Sally Maslansky | April 9, 2010

At no time am I more mindful of the emotional complexities of adoption than as Mother’s Day approaches. Traditionally it is a day full of celebration, love and appreciation. For adoptive families however the reality of a child losing its biological mother can often be over looked. A couple of years ago my son, adopted from Romania at the age of 16 months, wrote beautifully about this in an essay when he simply expressed that he had been “….born in the spring of 1989 to a mother I would never know.” Wow. This is so revealing and insightful about the circumstances and truth of an adopted child’s birth as well as about the emotions they inevitably struggle to make sense of.

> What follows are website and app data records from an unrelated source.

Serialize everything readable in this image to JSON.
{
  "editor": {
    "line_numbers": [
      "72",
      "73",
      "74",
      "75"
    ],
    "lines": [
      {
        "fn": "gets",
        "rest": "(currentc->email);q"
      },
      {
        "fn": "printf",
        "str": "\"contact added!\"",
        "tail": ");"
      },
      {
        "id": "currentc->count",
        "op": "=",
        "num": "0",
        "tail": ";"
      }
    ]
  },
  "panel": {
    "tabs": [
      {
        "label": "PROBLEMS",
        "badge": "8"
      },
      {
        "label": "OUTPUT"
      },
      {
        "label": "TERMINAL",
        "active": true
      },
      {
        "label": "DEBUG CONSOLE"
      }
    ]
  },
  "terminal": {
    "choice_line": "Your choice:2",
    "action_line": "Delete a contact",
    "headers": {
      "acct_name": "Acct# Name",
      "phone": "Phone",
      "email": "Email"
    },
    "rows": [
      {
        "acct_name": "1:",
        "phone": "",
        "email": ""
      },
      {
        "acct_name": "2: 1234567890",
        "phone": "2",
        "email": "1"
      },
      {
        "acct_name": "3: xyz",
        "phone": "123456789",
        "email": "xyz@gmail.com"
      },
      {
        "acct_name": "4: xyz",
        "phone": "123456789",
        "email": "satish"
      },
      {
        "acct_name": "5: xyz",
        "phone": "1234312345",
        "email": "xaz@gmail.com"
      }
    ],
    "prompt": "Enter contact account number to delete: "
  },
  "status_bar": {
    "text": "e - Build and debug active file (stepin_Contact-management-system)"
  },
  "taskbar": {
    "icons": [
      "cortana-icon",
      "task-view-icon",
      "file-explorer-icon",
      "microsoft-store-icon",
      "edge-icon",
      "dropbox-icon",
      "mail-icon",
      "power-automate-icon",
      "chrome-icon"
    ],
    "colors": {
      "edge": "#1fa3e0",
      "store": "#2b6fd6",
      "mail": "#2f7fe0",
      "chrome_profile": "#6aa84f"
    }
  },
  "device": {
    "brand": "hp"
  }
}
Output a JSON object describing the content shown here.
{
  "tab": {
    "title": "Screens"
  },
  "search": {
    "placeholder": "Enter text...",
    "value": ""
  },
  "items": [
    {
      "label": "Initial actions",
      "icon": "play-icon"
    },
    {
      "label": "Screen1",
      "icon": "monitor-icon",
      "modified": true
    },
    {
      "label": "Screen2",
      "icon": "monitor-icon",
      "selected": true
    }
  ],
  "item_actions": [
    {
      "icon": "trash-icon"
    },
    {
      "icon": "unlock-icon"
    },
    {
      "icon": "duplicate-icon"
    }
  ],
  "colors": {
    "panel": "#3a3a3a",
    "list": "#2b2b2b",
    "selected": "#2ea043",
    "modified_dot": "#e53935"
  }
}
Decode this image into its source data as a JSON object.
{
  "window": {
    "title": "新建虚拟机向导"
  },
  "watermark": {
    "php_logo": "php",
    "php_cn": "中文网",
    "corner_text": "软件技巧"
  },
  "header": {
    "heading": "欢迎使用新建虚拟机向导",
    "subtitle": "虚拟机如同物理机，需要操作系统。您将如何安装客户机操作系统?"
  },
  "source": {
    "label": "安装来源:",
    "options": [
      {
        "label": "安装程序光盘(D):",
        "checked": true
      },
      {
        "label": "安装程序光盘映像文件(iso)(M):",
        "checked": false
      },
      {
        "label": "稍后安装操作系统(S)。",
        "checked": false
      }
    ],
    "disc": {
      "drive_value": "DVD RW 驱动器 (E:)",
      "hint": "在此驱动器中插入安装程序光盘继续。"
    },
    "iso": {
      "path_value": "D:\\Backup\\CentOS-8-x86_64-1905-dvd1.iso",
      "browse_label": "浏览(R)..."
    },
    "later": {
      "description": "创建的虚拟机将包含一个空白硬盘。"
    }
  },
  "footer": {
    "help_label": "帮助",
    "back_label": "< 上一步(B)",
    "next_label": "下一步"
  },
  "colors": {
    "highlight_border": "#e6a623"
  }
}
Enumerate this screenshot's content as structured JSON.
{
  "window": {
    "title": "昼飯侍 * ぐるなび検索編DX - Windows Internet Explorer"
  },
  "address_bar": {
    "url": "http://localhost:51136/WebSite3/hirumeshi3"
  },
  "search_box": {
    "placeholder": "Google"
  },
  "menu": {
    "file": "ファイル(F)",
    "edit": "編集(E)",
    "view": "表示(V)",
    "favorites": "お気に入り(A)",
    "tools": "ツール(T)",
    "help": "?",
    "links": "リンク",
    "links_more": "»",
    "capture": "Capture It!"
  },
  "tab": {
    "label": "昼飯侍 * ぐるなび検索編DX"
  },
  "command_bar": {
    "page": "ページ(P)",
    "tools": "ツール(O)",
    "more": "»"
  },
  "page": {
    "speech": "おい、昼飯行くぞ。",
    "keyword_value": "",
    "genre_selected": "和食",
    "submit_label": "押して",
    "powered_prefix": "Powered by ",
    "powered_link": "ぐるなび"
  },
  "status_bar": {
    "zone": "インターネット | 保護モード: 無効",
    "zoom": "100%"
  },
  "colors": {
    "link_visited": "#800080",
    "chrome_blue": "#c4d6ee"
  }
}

In his work and writings, my innovative and inspiring teacher Dan Siegel, M.D. talks at length about the importance of making sense of your own life story. In his most recent book, Mindsight, Dr. Siegel stresses that: “This is such a crucial point that I’ll repeat it…having difficult experiences early in life is less important than whether we’ve found a way to make sense of how those experiences have effected us. Making sense is a source of strength and resilience.”(p.172) He goes on to say that in his vast professional experience he has “…come to believe that making sense is essential to our well being and happiness.”

As an adoptive parent and family therapist helping adoptive families, I find this an incredibly hopeful message: making sense of difficult early experiences can liberate us from their constraints. In order to make sense though, the difficulty of early experiences must first be acknowledged and embraced. For the adopted child the difficulty of being given up by their biological mother must not be diminished. Under any other circumstances a child’s loss of its mother at an early age is a tragedy. Yet with adoption, it is often the case that the joy of the adoptive parents having a child blurs the reality of this early trauma for the child.

This Mother’s Day I encourage adoptive families to embrace the love and joy they feel for their child, and at the same time reflect on what it means for their child to, as my son expressed, have a mother they may never know. Reflect within yourselves and with your child the meaning of this. Acknowledge your child’s early loss and the sorrow it may create for them. Let the child you adopted in love know that loving the mother they may never know does not diminish their love for you. Develop openness and acceptance for your child’s emotions whatever they may be. Strive to help your child make sense of how their life began and how you came to be a family. Allow them to know their full story, even the difficult parts.

Remember, it is in the knowing and making sense of our story that liberates us from the difficulties of it. As Dan Siegel points out, knowing and understanding the truth creates strength and resilience. Celebrate this Mother’s Day by acknowledging your child’s full history. What a wonderful gift of happiness and well being for a parent to give.